+in that CPU mask or about a not running instance.
+Each task submitted to padata_do_parallel() will, in turn, be passed to
+exactly one call to the above-mentioned parallel() function, on one CPU, so
+true parallelism is achieved by submitting multiple tasks. Despite the
+fact that the workqueue is used to make these calls, parallel() is run with
+software interrupts disabled and thus cannot sleep. The parallel()
+function gets the padata_priv structure pointer as its lone parameter;
+information about the actual work to be done is probably obtained by using
+container_of() to find the enclosing structure.
+Note that parallel() has no return value; the padata subsystem assumes that
+parallel() will take responsibility for the task from this point. The work

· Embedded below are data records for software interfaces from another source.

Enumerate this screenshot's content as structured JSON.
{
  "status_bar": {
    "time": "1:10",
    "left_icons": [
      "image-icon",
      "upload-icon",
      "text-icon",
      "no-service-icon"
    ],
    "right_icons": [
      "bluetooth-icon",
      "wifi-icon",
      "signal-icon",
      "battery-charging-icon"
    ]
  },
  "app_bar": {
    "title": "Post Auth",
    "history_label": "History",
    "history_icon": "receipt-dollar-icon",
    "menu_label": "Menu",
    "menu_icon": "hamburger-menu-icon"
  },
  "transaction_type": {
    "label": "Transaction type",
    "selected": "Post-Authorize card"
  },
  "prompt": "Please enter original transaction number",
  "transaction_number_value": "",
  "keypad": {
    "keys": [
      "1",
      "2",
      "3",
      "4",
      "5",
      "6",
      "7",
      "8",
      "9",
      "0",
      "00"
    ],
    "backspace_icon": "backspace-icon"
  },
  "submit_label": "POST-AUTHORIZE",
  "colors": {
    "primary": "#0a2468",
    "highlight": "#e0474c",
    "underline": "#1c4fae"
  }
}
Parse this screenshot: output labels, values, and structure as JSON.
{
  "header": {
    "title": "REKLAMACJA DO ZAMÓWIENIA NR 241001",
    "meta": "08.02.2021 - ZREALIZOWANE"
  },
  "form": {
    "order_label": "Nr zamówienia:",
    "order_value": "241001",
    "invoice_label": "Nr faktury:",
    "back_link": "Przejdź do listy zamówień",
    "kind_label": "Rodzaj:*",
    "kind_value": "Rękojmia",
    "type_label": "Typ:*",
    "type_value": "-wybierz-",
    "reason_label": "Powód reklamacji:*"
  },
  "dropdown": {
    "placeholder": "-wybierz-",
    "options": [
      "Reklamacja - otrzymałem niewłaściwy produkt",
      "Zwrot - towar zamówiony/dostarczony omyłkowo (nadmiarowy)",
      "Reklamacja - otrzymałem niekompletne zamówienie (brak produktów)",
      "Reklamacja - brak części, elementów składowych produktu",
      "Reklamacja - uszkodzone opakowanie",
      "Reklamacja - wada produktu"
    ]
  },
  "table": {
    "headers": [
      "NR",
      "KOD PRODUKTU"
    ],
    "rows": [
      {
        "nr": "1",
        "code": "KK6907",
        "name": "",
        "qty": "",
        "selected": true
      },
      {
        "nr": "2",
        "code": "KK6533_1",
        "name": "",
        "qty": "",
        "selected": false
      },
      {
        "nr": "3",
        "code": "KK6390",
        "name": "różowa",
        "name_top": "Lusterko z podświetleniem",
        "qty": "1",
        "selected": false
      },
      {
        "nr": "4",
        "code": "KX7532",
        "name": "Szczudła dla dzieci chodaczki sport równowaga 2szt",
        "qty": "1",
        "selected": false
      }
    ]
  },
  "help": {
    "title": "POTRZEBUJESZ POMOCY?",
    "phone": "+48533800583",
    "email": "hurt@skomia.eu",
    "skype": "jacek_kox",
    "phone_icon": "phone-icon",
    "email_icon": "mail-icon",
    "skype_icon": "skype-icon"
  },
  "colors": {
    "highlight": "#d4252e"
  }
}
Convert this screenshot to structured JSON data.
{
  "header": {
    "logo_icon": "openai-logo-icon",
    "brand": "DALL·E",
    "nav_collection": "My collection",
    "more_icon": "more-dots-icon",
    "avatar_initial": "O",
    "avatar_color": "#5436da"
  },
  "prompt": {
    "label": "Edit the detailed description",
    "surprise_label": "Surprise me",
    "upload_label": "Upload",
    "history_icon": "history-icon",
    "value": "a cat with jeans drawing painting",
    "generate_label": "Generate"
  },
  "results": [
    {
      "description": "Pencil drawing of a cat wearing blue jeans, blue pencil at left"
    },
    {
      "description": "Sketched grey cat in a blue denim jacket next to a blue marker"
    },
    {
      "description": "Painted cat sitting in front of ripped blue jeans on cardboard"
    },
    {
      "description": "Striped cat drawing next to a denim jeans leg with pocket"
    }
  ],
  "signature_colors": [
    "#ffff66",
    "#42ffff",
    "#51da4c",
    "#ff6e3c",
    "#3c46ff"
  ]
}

+need not be completed during this call, but, if parallel() leaves work
+outstanding, it should be prepared to be called again with a new job before
+the previous one completes. When a task does complete, parallel() (or
+whatever function actually finishes the job) should inform padata of the
+fact with a call to:
+ void padata_do_serial(struct padata_priv *padata);
+At some point in the future, padata_do_serial() will trigger a call to the
+serial() function in the padata_priv structure. That call will happen on
+the CPU requested in the initial call to padata_do_parallel(); it, too, is
+done through the workqueue, but with local software interrupts disabled.
+Note that this call may be deferred for a while since the padata code takes
+pains to ensure that tasks are completed in the order in which they were
+The one remaining function in the padata API should be called to clean up
+when a padata instance is no longer needed:
+ void padata_free(struct padata_instance *pinst);
+This function will busy-wait while any remaining tasks are completed, so it
+might be best not to call it while there is work outstanding. Shutting
+down the workqueue, if necessary, should be done separately.